***** Extracted material
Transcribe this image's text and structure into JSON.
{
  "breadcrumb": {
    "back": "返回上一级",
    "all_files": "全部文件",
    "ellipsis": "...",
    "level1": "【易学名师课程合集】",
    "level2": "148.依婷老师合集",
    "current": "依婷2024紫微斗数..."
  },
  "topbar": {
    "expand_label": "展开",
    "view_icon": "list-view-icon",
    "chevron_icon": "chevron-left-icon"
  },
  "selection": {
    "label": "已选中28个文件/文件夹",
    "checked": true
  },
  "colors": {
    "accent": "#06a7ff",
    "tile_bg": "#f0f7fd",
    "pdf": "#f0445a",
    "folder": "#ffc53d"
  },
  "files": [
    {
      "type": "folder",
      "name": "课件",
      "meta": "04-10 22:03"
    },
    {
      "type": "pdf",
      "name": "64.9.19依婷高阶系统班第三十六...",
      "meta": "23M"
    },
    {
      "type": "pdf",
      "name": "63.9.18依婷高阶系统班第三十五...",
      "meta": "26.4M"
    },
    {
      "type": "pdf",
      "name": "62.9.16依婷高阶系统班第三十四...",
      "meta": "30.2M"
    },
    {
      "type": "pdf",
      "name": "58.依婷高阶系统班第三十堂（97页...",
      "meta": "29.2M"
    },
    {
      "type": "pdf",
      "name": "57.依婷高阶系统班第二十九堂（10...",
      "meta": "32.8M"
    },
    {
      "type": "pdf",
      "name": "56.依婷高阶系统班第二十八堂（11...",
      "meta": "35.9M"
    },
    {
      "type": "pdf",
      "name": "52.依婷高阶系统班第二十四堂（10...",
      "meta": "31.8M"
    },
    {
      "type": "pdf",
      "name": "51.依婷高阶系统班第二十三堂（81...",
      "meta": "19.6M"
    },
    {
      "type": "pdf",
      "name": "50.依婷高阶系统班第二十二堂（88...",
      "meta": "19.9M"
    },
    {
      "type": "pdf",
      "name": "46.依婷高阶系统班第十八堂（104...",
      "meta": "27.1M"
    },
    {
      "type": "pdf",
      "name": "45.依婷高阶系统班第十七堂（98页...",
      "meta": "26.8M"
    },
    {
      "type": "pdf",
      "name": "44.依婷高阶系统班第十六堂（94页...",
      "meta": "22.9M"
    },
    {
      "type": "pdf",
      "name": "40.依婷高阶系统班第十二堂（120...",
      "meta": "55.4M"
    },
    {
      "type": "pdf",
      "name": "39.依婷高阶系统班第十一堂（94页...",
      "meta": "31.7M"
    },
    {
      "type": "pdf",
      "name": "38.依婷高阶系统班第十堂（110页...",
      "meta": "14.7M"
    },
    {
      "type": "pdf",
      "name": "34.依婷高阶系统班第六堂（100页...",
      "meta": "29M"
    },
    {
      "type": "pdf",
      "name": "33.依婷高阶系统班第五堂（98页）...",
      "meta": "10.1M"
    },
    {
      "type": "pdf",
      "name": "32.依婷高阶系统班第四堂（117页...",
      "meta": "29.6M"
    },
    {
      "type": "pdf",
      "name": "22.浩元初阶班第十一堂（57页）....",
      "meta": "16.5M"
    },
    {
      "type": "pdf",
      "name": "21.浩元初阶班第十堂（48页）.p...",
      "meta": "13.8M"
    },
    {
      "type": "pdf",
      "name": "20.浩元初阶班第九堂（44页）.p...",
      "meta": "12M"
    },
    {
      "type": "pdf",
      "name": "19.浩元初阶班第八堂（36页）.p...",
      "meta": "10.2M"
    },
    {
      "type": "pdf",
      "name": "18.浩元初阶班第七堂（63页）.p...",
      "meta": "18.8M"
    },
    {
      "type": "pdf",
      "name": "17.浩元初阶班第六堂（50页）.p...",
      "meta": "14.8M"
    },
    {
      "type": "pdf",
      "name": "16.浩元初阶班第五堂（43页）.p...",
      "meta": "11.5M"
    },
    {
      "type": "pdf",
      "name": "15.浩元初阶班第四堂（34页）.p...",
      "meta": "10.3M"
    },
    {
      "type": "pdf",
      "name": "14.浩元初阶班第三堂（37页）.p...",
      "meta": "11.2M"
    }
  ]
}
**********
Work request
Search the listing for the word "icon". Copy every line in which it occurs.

Response to the task
    "view_icon": "list-view-icon",
    "chevron_icon": "chevron-left-icon"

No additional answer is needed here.